“Everyone who is even remotely unsure of how to prepare their own tax return, or has questions regarding tax law (income, deductions, credits, etc.), should seek professional assistance,” Cindy Hockenberry, an enrolled agent and supervisor at the National Association of Tax Professionals, said. The alternative, a tax-prep software program, may be chancy, she suggests, since parenthood may put you in new territory tax-wise. Taxpayers who are unfamiliar with tax laws are “still responsible for the accuracy of the return,” she said. “Reliance on a software program will not relieve them of tax liability, interest, or penalties if an error is made.”
But Consumer Reports has found that, for most people with relatively simple needs, off-the-shelf tax software available in stores or online tax-prep programs are probably adequate.
If, for instance, you and your spouse get most of your incomes from paychecks, have most of your investments in your 401(k)s, and don’t own more than one home, the software is likely to be just fine. Young families with small businesses or complex investments in, say, real estate, should visit a CPA or enrolled agent.
The tax software products we’ve reviewed, including TurboTax and H&R Block At Home, do a very good job of asking specific questions about changes in you life that might lead to a tax break, and walking you through questions to ensure you get them. They’re also relatively inexpensive. The main reason not to use them is that they take time to use, and people may feel unsure of themselves when using them for the first time. A simple return can take as little as an hour—probably more for returns with itemized deductions.
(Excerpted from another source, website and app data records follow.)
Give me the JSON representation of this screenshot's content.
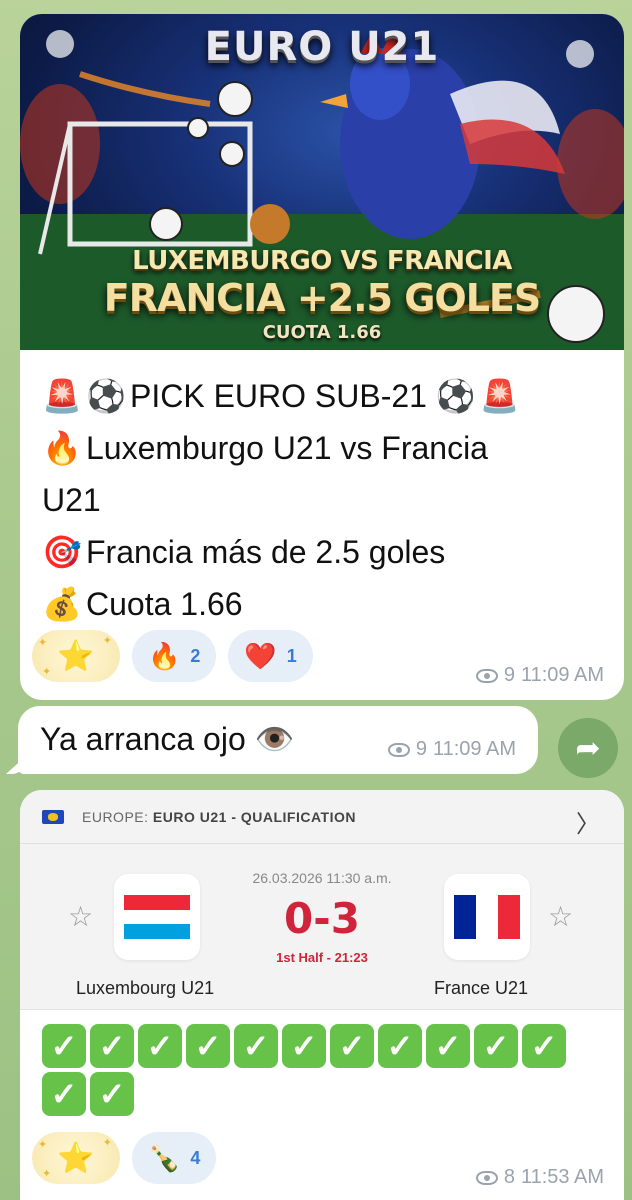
{
  "post1": {
    "banner": {
      "title": "EURO U21",
      "match": "LUXEMBURGO VS FRANCIA",
      "pick": "FRANCIA +2.5 GOLES",
      "odds": "CUOTA 1.66"
    },
    "lines": [
      {
        "icons": [
          "🚨",
          "⚽"
        ],
        "text": "PICK EURO SUB-21",
        "trail": [
          "⚽",
          "🚨"
        ]
      },
      {
        "icons": [
          "🔥"
        ],
        "text": "Luxemburgo U21 vs Francia"
      },
      {
        "icons": [],
        "text": "U21"
      },
      {
        "icons": [
          "🎯"
        ],
        "text": "Francia más de 2.5 goles"
      },
      {
        "icons": [
          "💰"
        ],
        "text": "Cuota 1.66"
      }
    ],
    "reactions": [
      {
        "emoji": "⭐",
        "count": ""
      },
      {
        "emoji": "🔥",
        "count": "2"
      },
      {
        "emoji": "❤️",
        "count": "1"
      }
    ],
    "views": "9",
    "time": "11:09 AM"
  },
  "post2": {
    "text": "Ya arranca ojo 👁️",
    "views": "9",
    "time": "11:09 AM"
  },
  "post3": {
    "competition_prefix": "EUROPE:",
    "competition": "EURO U21 - QUALIFICATION",
    "date": "26.03.2026 11:30 a.m.",
    "score": "0-3",
    "status": "1st Half - 21:23",
    "home_team": "Luxembourg U21",
    "away_team": "France U21",
    "check_count": 13,
    "reactions": [
      {
        "emoji": "⭐",
        "count": ""
      },
      {
        "emoji": "🍾",
        "count": "4"
      }
    ],
    "views": "8",
    "time": "11:53 AM"
  },
  "colors": {
    "background": "#a9c98e",
    "score_red": "#d0243b",
    "reaction_blue": "#3a7bd5",
    "check_green": "#67c24a"
  }
}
Another potential advantage of a professional tax preparer: Catching all the deductions you have coming to you, based on your unique situation. “Deductions are overlooked all the time,” Hockenberry said. Questions you might be asked (either by an accountant or tax-prep software) that could affect your return include:
- Did you incur expenses for day care?
- Did your child attend summer camp?
- Was it day camp or overnight camp?
- Did your child attend college?
- Did your child have a summer job?
- Did your child have investment income? How much?
If you decide to prepare your taxes online or use tax-prep software, see our guidelines for staying safe online, and read more about tax prep online.